The Carat USA report points out that out of 62 series that debuted last year across the six U.S. networks, only 18 of them will be back. Six of them are non-scripted. Thirty-eight replacement series were introduced during the fourth quarter of 2003, but only 13 have been renewed. Shari Anne Brill, VP, director of programming for Carat USA in New York, says usually only one-third of new shows are still around a year later, and this fall it doesn’t look much different.

So far, Brill says the survivors should include CSI: New York, Desperate Housewives, Boston Legal, Joey, Kevin Hill, and Jack and Bobby.

She also likes family drama, Clubhouse, on CBS but says it’s in a tough time period (Tuesday at 9:00 p.m.).

Of the new reality shows, Brill says Wife Swap looks like it may be a keeper. This show is based on a hit Brit series where two wives switch households and take over each other’s non-sexual tasks, the exciting stuff like laundry, cooking, and carpools.

Brill picked Wife Swap before Fox did some ambush programming and aired their Trading Spouses two months before the ABC show.

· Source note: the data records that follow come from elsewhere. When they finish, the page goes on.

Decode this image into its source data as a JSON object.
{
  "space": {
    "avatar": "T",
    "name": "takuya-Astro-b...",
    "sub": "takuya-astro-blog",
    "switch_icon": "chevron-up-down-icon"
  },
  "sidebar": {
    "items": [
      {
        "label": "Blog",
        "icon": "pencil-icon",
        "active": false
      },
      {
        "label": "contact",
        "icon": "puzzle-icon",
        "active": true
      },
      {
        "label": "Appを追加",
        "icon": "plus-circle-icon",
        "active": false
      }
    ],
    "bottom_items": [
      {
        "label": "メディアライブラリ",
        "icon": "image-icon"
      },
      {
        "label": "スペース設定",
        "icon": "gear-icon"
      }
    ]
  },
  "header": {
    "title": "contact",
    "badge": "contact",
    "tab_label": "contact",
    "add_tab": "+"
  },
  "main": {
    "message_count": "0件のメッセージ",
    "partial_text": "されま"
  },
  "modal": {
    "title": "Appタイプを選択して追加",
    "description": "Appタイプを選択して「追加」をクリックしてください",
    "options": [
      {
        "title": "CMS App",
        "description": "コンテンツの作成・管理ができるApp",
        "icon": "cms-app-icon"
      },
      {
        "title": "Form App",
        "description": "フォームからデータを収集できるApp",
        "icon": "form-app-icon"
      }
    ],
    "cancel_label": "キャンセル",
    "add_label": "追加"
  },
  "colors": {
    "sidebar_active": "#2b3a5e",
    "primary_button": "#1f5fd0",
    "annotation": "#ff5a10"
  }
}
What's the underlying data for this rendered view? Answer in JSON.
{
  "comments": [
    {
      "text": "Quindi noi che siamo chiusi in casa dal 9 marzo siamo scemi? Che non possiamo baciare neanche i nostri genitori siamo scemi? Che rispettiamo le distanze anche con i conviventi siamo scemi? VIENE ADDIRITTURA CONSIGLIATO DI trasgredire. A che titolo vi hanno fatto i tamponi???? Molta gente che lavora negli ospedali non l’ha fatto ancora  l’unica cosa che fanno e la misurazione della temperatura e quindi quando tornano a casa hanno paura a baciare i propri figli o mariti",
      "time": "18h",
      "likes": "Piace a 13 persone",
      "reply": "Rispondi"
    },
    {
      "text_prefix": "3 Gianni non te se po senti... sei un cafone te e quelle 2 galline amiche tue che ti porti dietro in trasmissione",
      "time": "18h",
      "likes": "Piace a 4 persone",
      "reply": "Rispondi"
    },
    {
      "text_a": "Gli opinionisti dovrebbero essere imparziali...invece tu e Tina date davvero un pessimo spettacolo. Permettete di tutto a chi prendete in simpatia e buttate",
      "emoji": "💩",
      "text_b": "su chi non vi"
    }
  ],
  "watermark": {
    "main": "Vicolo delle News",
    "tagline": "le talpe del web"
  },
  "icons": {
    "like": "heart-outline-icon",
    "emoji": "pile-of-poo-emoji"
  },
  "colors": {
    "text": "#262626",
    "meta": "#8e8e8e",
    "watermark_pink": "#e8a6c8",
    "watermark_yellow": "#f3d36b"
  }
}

‘I don’t know how that will impact my high hopes for Wife Swap. Trading Spouses looks a little more exploitive. The twist with Trading Spouses is they’re told they’re each going to get $50,000 for their troubles. The catch is they have to spend the money for the other family. I think they deliberately picked families that will hate each other.’ Brill says the new fall season will have a narrower range of programming choices with numerous look-alike reality series and dramas, and is notable for the decline in the number of comedies.

There are some dominant programming themes. There are now scripted shows with legal themes, including four new series. Six police/investigation dramas have been added for a total of 20. Four new medical series have been added, bringing the tally to nine, both scripted and unscripted. Reality, where there are the most copycats, will account for 23 hours or 22% of the U.S. prime-time schedule this fall. They include The Benefactor and The Billionaire, brought in to capitalize on the popularity of last season’s The Apprentice.

Of course, not all will survive. The report says the fights to watch include The Benefactor, which is up against Fear Factor on the U.S. schedule. In the scripted heavyweights category, the gloves are off between NYPD Blue versus Law and Order: SVU on Tuesday evenings; Law and Order and CSI: NY on Wednesdays; Dr. Vegas and Medical Investigation on Fridays; and legal dramas Law and Order: Criminal Intent and The Partner on Sunday evenings.

Carat also says to expect more time-slot sharing as the networks move to more year-round programming and staggered launches. Programs that do not repeat well will have a short season and share the time-slot with another limited-run series. Some examples are The Swan and 24 on Fox, Desperate Housewives and Alias on ABC and West Wing and Revelations on NBC.

New Series Performance Predictions

Of the 35 shows that were announced by the six major U.S. broadcast networks for the 2004-2005 fall season, Carat USA expects one-third of them to be cancelled by January 2005.

YOU’RE HIRED STILL INTERVIEWING YOU’RE FIRED
ABC Desperate Housewives
Boston Legal
CBS CSI: New York
NBC Joey
FOX Quintuplets
WB Jack & Bobby
The Mountain
UPN Second Time Around
Kevin Hill
ABC The Benefactor
Lost
Complete Savages
Wife Swap
CBS Listen Up
Clubhouse
dr. vegas
NBC LAX
Medical Investigation
FOX The Billionaire
Method & Red
The Next Great Champ
UPN Veronica Mars
ABC Rodney
life as we know it
CBS Center of the Universe
NBC Father of the Pride
Hawaii
FOX House
The Jury
The Partner
WB Blue Collar TV
Drew Carey Green Screen
Studio 7
Commando Nanny

Grading Guidelines: You’re Hired (The show will also have the best chance of being renewed for next season); Still Interviewing (It may have a good concept but could suffer from poor schedule placement, or it could occupy a protected time period yet have a mediocre concept); and You’re Fired (The show meets one or more of the following criteria: weak concept, poor writing and/or unappealing characters. The show may or may not have good schedule placement)

(Source: Carat’s 2004-2005 New Season Primetime Programming Report)